Wednesday, August 28, 2013
Rant #1,030: Tennis Bawl
I am not much of a fan of tennis.
Hitting the ball back and forth really isn't my idea of real sports drama.
But for maybe one day I was a tennis fan, but you have to go back to 1973 for that to have happened.
This was at the height of the woman's liberation movement, and Bobby Riggs, a former Wimbledon and U.S. Open champion, had been mouthing off on every TV show that would have him at the time that he, 55 and long past his prime, could beat any woman at tennis, even champions of the game.
So on Sept. 20, 1973, millions watched as ABC aired his "Battle of the Sexes" match against Billie Jean King, who was decades younger than Riggs and at the peak of her sports prowess.
Riggs lost--I remember that it wasn't even close--and as the villain, most people wanted Riggs to lose anyway.
But now, we find out that the match was probably, err, Riggsed, um rigged.
Now ESPN's "Outside the Lines" show claims that the whole match was fixed because Riggs owed mobsters thousands of dollars in unpaid debt.
According to the report, Riggs purposely did not play his "A" game, and this allowed him to erase his debt.
Allegedly, the assistant golf pro at a Florida country club overheard two mobsters discussing Riggs and what the tennis player had to do before the legendary match.
Riggs' son does not deny that his father knew mobsters, and he doesn't discount the possibility that his father could have thrown the match to erase gambling debt.
However, King, who was in her tennis prime at age 29 then, disputes the entire possibility of the match being thrown, saying something to the effect of "he wanted that match as much as I did." And that is my paraphrase, but that is essentially what she said.
And you know what? King is 100-percent correct, I believe, in her summation of the whole thing.
Look, Riggs was not going to beat her. He was several decades older than her, she was at the height of her game, and there is no way a 55-year-old has-been is going to beat a 29-year-old champion, whether it was male vs. male female vs. female, or male vs. female.

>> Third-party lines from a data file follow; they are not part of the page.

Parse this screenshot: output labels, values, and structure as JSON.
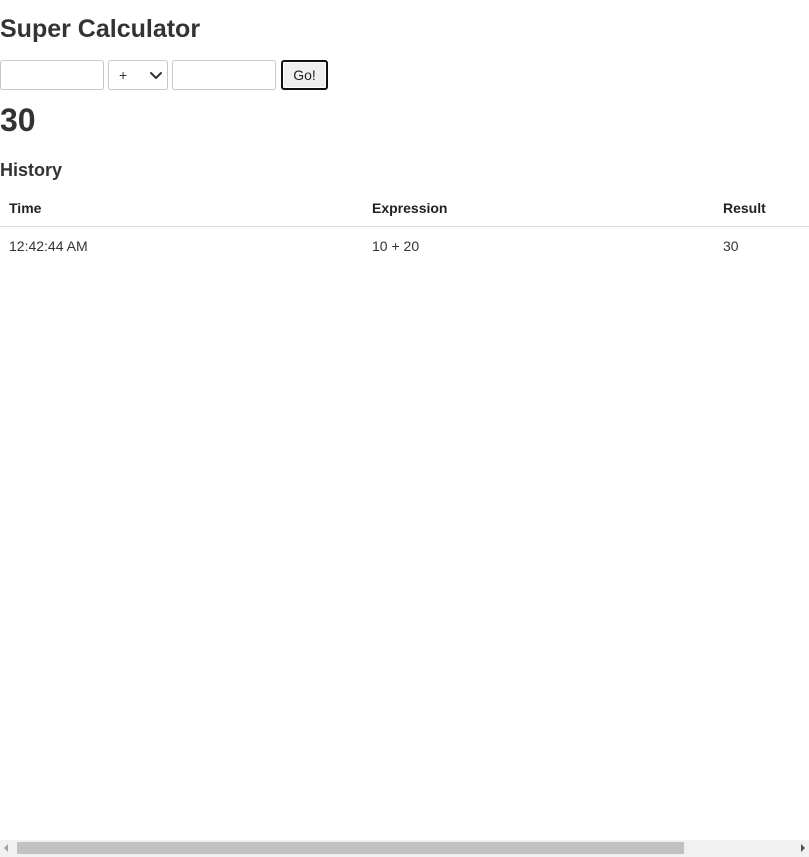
{
  "app": {
    "title": "Super Calculator"
  },
  "form": {
    "first_value": "",
    "operator": "+",
    "second_value": "",
    "go_label": "Go!"
  },
  "result": {
    "value": "30"
  },
  "history": {
    "heading": "History",
    "columns": [
      "Time",
      "Expression",
      "Result"
    ],
    "rows": [
      {
        "time": "12:42:44 AM",
        "expression": "10 + 20",
        "result": "30"
      }
    ]
  },
  "icons": {
    "select_arrow": "chevron-down-icon",
    "scroll_left": "scroll-left-arrow-icon",
    "scroll_right": "scroll-right-arrow-icon"
  }
}
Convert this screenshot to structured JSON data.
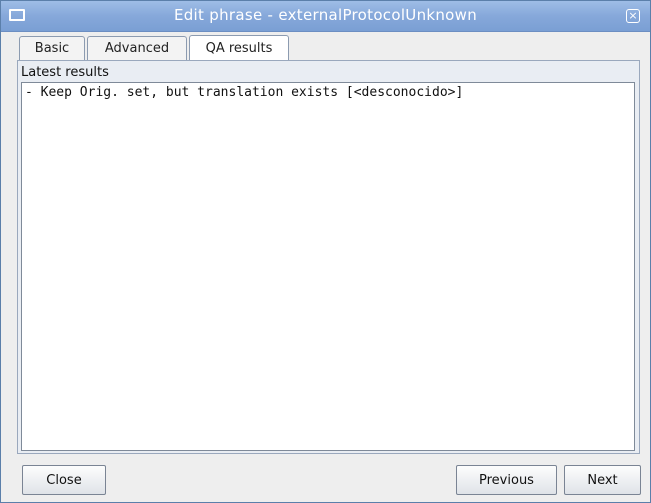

It's just not going to happen.
What the match did was to elevate tennis' level of popularity to perhaps its all-time high.

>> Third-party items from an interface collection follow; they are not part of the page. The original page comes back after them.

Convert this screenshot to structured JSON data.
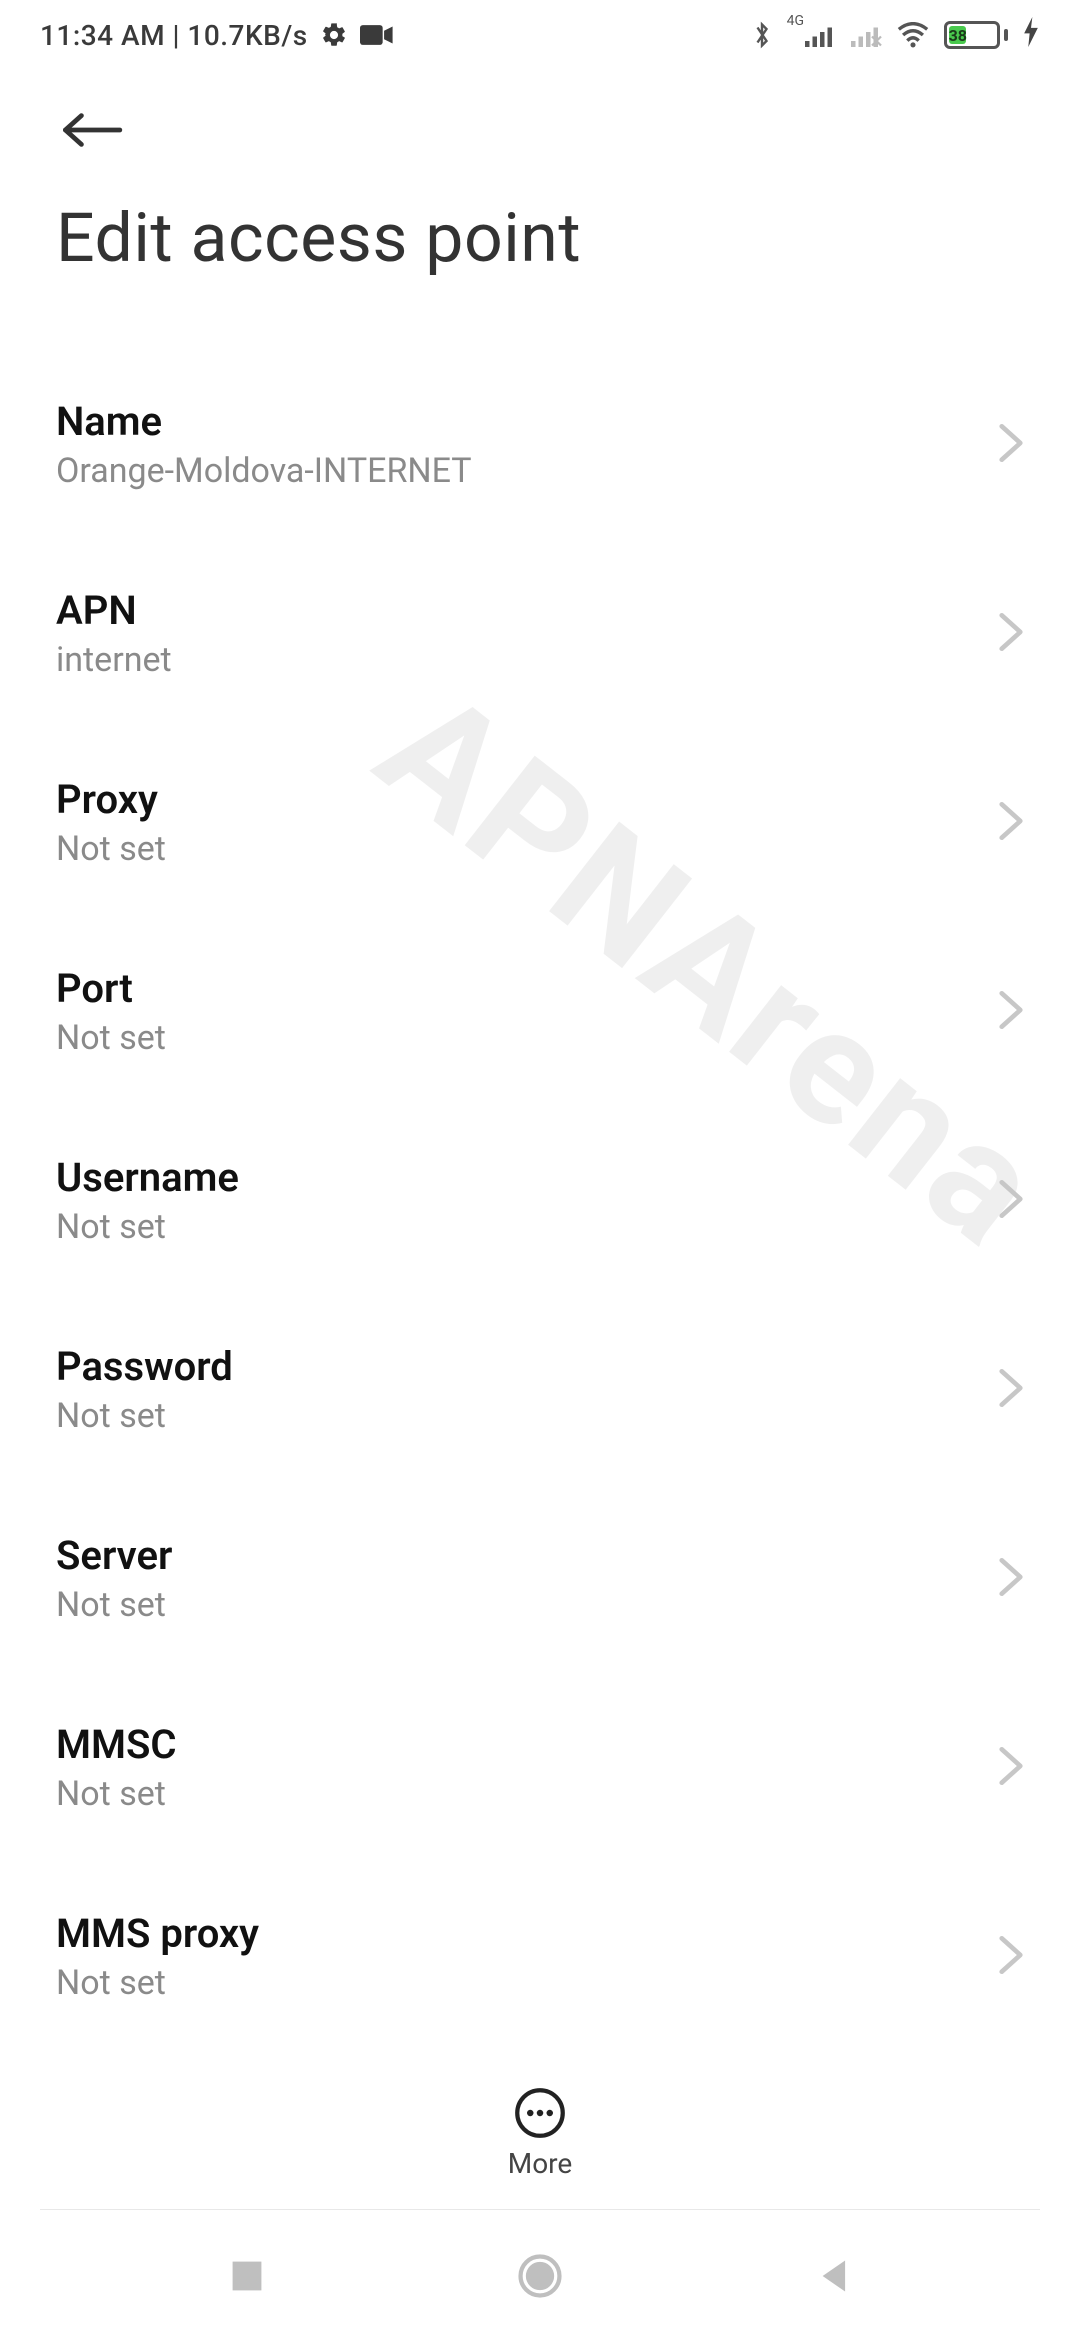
{
  "statusbar": {
    "time_speed": "11:34 AM | 10.7KB/s",
    "battery_pct": "38"
  },
  "header": {
    "title": "Edit access point"
  },
  "settings": [
    {
      "label": "Name",
      "value": "Orange-Moldova-INTERNET"
    },
    {
      "label": "APN",
      "value": "internet"
    },
    {
      "label": "Proxy",
      "value": "Not set"
    },
    {
      "label": "Port",
      "value": "Not set"
    },
    {
      "label": "Username",
      "value": "Not set"
    },
    {
      "label": "Password",
      "value": "Not set"
    },
    {
      "label": "Server",
      "value": "Not set"
    },
    {
      "label": "MMSC",
      "value": "Not set"
    },
    {
      "label": "MMS proxy",
      "value": "Not set"
    }
  ],
  "toolbar": {
    "more_label": "More"
  },
  "watermark": "APNArena"
}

I am not a tennis fan, but millions are, watching it and playing it regularly. It's sort of like golf in its stature.
Second, it pretty much gave a boost, maybe the last boost, to the then burgeoning women's liberation, or equality, movement.
It showed that women could be as good as men could be. Sure, the situation was pretty much set up for this to happen, but if you were around then, you know how important this match became.
You think today's hype is over the top ...
Anyway, whether Riggs threw the match or not really isn't that important 40 years after the fact.
And he isn't around anymore to give his own take on this.
But it was another one of those times that television drew us all together in high drama that it created itself, one of the several times that it has accomplished this during its 60-plus year history.
One of the earlier times was when the Beatles were on "The Ed Sullivan Show," and even earlier than that, when Elvis was shown from the top up on the same show.
It showed the eternal power of television, and this still exists today, even with the Internet peaking over its shoulder.
Television continues to stand as probably the most popular, and important, mass medium that was ever created, and in its own small way, this tennis match demonstrated that TV could not only show the news, but make its own news too.
And that really is the everlasting importance of this match, not who won or who lost.
Posted by Larry at 2:49 AM